Dr Campbell's Index to baptisms and marriages (before 1900 and excluding marriage registers published by Phillimore) is available for parishes to the west of the Quantocks and in the south of the county.

It can be consulted on microfiche in the microform searchroom, as can virtually all parish registers prior to 1885 and in most cases prior to 1900. In order to save wear and tear, original registers are only produced where the legibility of fiche is poor.

Transcripts of variable accuracy are held for some parishes and are noted in the Summary List.

. . . .
The law of Settlement and Removal, 1662, required that when members of the poorer classes moved into a parish they should bring with them a settlement certificate (or indemnity certificate) from the parish in which they were settled. If they failed to do this or became a financial burden on the parish in which they had arrived they could be moved back again by means of a removal order.

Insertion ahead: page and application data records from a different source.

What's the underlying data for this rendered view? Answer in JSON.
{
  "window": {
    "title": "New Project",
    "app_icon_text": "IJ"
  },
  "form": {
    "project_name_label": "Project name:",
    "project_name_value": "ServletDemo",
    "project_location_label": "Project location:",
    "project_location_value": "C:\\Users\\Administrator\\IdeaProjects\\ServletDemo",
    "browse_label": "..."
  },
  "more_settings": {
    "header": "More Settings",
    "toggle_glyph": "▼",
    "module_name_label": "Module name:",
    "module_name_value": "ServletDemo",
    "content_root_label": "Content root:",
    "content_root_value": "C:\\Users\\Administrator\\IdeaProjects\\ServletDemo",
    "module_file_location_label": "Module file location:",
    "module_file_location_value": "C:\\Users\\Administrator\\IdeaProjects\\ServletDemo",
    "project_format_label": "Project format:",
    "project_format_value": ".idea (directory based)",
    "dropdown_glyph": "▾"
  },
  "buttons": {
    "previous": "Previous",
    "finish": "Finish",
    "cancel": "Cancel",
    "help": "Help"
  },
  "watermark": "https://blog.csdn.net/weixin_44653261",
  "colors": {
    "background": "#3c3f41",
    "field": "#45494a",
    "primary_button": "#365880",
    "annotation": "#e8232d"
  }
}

To determine which was their parish of settlement such paupers were questioned and a detailed statement of their life history to date, a settlement examination, was written down.
These three classes of document survive from the late 17th century and are of great help when tracing movements of individuals before the census returns, as well as including details of great human interest.

It must be added, however, that many Somerset parishes, particularly the small ones, have no surviving settlement papers: others, such as Wells St Cuthbert and Shepton Mallet, have them in profusion.

For the illegitimate children of paupers there are also bastardy examinations, bastardy bonds (executed by the putative father), and bastardy orders. These documents are of particular value when the identity of the natural father is not indicated in other sources such as the parish registers.

A name index to settlement and bastardy papers is available, and a selection of such documents is printed in extenso in Thelma Munckton's Somerset Paupers: Unremembered Lives (1994).

Apprenticeship indentures for pauper children apprenticed by parish officers also survive from the 17th century up to 1836. An index is in progress. These are the principal parish sources likely to interest family historians, but details of other types of parish documents will be found in W. E. Tate's The Parish Chest.

seen en passant in Birmingham